Filter these entries, keeping only lines that hold the word "СМИС".

DATA:
==================================================

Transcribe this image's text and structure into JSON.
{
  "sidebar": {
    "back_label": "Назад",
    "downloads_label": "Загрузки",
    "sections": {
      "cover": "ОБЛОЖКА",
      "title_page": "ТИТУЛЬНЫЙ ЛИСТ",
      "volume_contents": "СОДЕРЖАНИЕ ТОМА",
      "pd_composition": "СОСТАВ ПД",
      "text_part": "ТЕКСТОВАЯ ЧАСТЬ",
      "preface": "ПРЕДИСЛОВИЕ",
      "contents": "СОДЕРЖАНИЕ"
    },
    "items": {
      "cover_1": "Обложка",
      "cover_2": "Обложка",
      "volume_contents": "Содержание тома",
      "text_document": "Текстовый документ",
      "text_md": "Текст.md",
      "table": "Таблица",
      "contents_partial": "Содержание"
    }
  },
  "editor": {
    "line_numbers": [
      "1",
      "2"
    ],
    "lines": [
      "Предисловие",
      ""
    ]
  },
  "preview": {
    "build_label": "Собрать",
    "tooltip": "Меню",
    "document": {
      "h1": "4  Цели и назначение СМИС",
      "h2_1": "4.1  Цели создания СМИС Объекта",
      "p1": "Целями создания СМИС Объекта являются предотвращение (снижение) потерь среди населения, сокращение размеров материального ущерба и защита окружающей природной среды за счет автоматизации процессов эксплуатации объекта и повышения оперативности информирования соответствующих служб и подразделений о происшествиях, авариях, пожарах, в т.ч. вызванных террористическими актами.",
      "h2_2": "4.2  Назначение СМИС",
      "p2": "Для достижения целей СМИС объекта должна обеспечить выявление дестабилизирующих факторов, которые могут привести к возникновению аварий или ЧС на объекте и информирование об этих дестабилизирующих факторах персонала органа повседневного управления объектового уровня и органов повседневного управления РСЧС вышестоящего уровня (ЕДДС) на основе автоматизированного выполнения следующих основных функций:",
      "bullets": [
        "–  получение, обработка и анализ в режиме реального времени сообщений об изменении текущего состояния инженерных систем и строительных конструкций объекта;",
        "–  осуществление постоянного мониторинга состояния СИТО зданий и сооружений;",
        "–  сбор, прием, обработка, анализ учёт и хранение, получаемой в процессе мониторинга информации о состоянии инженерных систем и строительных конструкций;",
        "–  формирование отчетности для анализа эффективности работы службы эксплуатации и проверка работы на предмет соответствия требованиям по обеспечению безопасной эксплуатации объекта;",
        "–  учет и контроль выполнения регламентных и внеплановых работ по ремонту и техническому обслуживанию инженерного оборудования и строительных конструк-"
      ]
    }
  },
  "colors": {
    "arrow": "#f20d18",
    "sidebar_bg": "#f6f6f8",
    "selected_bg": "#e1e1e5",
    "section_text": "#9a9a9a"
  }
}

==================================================

ANSWER TO THIS TASK:
      "h1": "4  Цели и назначение СМИС",
      "h2_1": "4.1  Цели создания СМИС Объекта",
      "p1": "Целями создания СМИС Объекта являются предотвращение (снижение) потерь среди населения, сокращение размеров материального ущерба и защита окружающей природной среды за счет автоматизации процессов эксплуатации объекта и повышения оперативности информирования соответствующих служб и подразделений о происшествиях, авариях, пожарах, в т.ч. вызванных террористическими актами.",
      "h2_2": "4.2  Назначение СМИС",
      "p2": "Для достижения целей СМИС объекта должна обеспечить выявление дестабилизирующих факторов, которые могут привести к возникновению аварий или ЧС на объекте и информирование об этих дестабилизирующих факторах персонала органа повседневного управления объектового уровня и органов повседневного управления РСЧС вышестоящего уровня (ЕДДС) на основе автоматизированного выполнения следующих основных функций:",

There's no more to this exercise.